Growing an international business takes perseverance, persistence and patience. These three ‘P’s will form the foundation of success and must have equal importance in your alignment of strategy and sales. You need to be well capitalised and focused. See my blog ‘Show Me The Money’ to learn more about entrepreneurial funding.
Over-stretching both physically and financially are two of the biggest downfalls that I have observed working with technology companies going global. Focus on a specific city or state, rather than all of Europe or the USA. I refer to myself as a ‘sniper salesmen’ and for good reason. To penetrate a market and establish a beachhead requires an intensity of focus. This will also require longevity in the market and needs to be measured in years, not months.
Surround yourself with people that have the skills and knowledge to take you global. Sound and stable governance is imperative. Directors and C-Level executives that understand the complexities, nuances (see my business etiquette blog by clicking here) and investment required are essential. Be prepared for the long haul, it will take you five times as long and require five times the investment you budgeted on.
Finally, grow your network and connections as quickly as you can. Like your domestic market, your export market will be built on trust, relationships and working with people they like. It’s never about businesses working with businesses, it’s always about people working with people. Create more relationships and trust than your competitors, the sales and profit will follow.
Graham Dockrill is the founder and CEO of Citrus Tree Consultants. Supporting technology companies to align strategy and sales to reach their global growth ambitions.
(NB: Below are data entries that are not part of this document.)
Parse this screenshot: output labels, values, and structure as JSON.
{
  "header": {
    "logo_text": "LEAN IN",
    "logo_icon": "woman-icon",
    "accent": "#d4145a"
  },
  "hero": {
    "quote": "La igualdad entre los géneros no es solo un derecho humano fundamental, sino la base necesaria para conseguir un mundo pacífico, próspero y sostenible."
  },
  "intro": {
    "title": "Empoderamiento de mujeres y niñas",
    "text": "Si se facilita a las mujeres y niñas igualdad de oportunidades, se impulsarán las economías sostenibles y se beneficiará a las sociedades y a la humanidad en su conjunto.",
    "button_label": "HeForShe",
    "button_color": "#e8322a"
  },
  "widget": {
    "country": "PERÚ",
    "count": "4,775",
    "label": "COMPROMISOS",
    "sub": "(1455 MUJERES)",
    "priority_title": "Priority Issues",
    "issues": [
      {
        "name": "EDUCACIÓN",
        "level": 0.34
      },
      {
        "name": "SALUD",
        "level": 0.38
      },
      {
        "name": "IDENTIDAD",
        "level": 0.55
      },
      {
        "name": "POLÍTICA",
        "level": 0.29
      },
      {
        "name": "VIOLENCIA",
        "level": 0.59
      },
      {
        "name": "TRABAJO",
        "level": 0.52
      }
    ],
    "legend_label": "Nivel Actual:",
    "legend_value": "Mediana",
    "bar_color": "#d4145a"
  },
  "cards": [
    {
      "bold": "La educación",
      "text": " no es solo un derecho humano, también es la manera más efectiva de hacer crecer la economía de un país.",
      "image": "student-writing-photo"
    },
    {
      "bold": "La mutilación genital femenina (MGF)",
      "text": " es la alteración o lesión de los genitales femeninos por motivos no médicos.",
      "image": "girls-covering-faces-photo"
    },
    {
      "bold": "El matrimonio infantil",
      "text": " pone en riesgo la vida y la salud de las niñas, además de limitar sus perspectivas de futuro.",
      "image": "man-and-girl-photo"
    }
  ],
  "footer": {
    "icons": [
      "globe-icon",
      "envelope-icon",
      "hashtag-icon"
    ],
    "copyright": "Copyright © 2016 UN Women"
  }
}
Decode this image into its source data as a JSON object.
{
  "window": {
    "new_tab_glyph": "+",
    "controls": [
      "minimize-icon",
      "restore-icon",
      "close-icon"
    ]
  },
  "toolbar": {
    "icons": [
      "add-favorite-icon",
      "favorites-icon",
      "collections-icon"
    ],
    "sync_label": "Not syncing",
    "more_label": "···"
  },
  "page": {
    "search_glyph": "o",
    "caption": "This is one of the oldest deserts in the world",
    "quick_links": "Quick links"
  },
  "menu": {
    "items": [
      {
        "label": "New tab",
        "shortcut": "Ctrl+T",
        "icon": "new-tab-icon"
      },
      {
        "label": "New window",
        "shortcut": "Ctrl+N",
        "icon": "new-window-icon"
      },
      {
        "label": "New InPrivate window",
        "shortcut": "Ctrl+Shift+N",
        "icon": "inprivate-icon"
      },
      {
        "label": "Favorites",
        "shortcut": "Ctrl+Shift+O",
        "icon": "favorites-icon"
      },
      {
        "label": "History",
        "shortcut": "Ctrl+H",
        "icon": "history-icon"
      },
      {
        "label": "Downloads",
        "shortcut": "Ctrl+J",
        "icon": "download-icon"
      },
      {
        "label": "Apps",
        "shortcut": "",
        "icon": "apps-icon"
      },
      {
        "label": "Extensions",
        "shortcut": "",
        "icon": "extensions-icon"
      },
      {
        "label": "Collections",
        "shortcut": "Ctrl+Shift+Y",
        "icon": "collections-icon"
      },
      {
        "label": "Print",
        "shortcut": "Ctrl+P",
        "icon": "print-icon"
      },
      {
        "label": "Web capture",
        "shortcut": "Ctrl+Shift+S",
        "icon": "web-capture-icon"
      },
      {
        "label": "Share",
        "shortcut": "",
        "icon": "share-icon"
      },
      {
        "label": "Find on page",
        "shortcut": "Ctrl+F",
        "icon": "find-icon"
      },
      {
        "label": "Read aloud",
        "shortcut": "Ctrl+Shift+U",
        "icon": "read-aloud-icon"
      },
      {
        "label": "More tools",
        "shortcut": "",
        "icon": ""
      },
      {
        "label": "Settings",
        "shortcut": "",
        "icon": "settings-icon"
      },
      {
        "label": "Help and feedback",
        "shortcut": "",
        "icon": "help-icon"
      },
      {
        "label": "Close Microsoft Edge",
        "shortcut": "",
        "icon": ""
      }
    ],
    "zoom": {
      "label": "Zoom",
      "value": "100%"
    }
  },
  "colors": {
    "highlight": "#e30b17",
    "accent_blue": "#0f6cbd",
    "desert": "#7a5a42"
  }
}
Graham is serial technology entrepreneur with first hand experience of growing international businesses. See Graham’s LinkedIn profile here.